The first week patiently waiting passed by with ease with the team’s attendance at a party in Tuscany to celebrate the opening of their winery in the typically Italian named town of Casanova. Upon completion, we herded the team back to Piedmont where we began the harvest, or la vendemmia as the Italians call it.
Throughout the day, grapes arrived in little red crates piled on a tractor’s trailer. The first session of crushing the grapes was filled with excitement for these were the first grapes to commence the 2008 vintage. Hoorah! I stood on the other side of the crusher, inhaling the sweet smell of the Moscato grape as they passed through the machine. “Ah che buon profumo! (What a beautiful perfume).
Wandering over, I pulled several berries off the bunch to taste and was surprised to find that the flavour was an exact replica of the smell that was wafting around the crushing area. So fresh and so inherently grapey, THIS was Moscato d’Asti!

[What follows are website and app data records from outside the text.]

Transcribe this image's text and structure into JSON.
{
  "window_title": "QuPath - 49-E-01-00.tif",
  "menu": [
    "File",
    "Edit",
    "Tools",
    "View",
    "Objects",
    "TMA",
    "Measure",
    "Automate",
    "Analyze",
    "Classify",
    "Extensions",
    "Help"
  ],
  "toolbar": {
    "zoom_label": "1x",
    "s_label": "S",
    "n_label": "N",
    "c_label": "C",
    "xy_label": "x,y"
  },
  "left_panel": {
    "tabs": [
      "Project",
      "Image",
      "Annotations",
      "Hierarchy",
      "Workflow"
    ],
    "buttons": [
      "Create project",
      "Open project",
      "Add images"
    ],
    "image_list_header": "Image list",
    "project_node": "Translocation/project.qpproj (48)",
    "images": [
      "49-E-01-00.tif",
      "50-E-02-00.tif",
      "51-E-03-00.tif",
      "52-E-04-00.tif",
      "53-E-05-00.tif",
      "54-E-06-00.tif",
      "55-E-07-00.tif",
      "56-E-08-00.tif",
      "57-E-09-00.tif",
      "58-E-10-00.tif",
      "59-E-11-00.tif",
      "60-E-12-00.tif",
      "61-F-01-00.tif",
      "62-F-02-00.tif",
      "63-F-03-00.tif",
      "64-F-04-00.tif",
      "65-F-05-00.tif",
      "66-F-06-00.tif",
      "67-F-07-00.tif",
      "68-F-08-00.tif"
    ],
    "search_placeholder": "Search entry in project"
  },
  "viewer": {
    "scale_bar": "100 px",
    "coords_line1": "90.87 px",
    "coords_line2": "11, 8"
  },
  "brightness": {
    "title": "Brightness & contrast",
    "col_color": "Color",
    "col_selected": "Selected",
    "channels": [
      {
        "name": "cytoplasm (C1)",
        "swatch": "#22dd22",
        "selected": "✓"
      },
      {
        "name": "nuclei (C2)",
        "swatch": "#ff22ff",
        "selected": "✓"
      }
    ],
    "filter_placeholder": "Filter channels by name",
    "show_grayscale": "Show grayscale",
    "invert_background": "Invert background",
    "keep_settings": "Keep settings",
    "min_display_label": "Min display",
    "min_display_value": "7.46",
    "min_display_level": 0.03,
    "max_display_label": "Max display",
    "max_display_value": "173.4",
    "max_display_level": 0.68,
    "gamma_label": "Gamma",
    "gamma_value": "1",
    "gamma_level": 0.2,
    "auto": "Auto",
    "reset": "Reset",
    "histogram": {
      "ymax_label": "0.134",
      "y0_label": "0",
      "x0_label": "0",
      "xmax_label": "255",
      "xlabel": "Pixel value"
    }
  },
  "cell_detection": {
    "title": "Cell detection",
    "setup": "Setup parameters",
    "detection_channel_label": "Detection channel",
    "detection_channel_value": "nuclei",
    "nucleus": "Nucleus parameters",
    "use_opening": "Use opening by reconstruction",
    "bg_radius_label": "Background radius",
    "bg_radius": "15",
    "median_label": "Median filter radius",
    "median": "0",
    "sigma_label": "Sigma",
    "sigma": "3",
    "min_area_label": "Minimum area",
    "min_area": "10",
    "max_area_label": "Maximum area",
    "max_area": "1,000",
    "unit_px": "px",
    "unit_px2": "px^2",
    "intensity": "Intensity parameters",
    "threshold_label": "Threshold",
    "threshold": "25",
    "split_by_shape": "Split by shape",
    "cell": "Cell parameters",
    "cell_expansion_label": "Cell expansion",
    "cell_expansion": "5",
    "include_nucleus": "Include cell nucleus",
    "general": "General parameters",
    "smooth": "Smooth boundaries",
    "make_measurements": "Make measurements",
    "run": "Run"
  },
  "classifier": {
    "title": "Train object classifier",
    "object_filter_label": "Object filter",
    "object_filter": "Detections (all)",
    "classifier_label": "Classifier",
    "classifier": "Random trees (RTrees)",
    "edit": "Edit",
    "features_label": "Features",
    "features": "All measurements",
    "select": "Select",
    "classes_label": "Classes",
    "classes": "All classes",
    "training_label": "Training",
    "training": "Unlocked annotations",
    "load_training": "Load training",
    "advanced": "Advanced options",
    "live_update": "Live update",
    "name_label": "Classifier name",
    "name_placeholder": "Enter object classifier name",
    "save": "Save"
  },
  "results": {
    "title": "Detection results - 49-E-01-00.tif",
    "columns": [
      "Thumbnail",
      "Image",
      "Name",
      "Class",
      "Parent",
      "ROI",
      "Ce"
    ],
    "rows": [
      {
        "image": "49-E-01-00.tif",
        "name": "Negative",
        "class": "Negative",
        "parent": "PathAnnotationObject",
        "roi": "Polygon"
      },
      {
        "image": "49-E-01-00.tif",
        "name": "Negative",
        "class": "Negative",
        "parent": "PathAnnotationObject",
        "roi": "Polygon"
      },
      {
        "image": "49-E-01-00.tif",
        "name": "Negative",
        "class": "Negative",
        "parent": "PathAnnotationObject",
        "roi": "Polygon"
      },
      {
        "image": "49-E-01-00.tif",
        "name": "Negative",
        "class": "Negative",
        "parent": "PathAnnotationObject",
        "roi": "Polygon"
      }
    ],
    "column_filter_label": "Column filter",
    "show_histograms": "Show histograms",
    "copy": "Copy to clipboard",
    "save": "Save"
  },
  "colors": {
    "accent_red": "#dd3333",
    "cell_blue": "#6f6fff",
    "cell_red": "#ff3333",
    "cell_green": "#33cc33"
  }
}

I remember that just before I left for Italy, I was querying the amount of clothes I needed to take for both work and play. My boss pulled me aside, grabbed me firmly by the shoulders and said, “Krystina, you are not going to a fashion parade, you are there to work. Get involved! But whatever you do, don’t let the men walk over you! YOU need to work like the men!’ Wise advice.
The vineyard workers saw me watching them on the back of the truck lifting the crates continuously into the crusher. One of them beckoned me over to see if I’d like to try lift one. “Certo, mi piacerebbe farlo! (Of course, I would like to do it!) Up onto the trailer I jumped with fellow cellarhand Gianni by my side and together we heaved the basket into the crusher.
The men stood back, “Beh, che forza! Vai Krystina vai!” (Well, what strength! Go Krystina go!)
I cannot recall how many 20kg baskets I lifted immediately one after the other, but I can assure you it was enough to put me on the good side of the men in terms of earning un po’ di rispetto (a little respect).
Back to the winery, post-crushing and pressing, the juice is chilled and left to settle before being filtered twice then being transferred to an autoclave (a pressure tank where the fermentation will occur).
Once the fermentation has begun, it is the job of Giorgio’s son, Andrea, to monitor the autoclave. The Moscato juice ferments in the tank in its sealed environment until the pressure builds to 2 bars, when it then has a valve released. This valve hisses out excess carbon dioxide that is being produced during the fermentation. As tourists walk through the winery they are fascinated by the sweet grapey scent of Moscato and the suspicious hiss coming from a row of tanks. The small valve is controlling the amount of gas retained in the final wine.
One incident almost turned disastrous. A tourist must have thought it would be entertaining to close one of the valves as they wandered through. Fortunately, Andrea was performing his late-night check before heading to bed and noticed one tank had crept up to a dangerous pressure level. For the women of the household and myself at the time, who live in the apartments above the winery, this was cause for a lot of classic gesticulation, yelling and arm waving at those tourists who could have created a lot of damage.
Once the perilous bubbling stage is in its prime and the Moscato has reached 5.5% alcohol, the fermentation is halted quickly by chilling the wine to -2°C. It will then sit in tank for a week with a consistent temperature and pressure of 2 bars, until the time comes around to refine it. Standard clarification techniques proceed under pressure, and then only a week later, the wine is bottled. The high degree of quality control and maintaining the pressure ensures that we see the characteristic fine bead of natural bubbles and taste the delicate sweetness from the unfermented grape sugars.
Growing up with an Italian background, our family parties were privy to copious amounts of Moscato d’Asti. It may be one of the quickest wines to make and put on the market, but working the harvest highlighted the amount of expertise involved in making a noteworthy Moscato d’Asti. I am proud that I was able to experience its production and at the same time, delighted to have worked just as hard as those unsuspecting vineyard men. I think that next time they will not judge an Australian girl so quickly.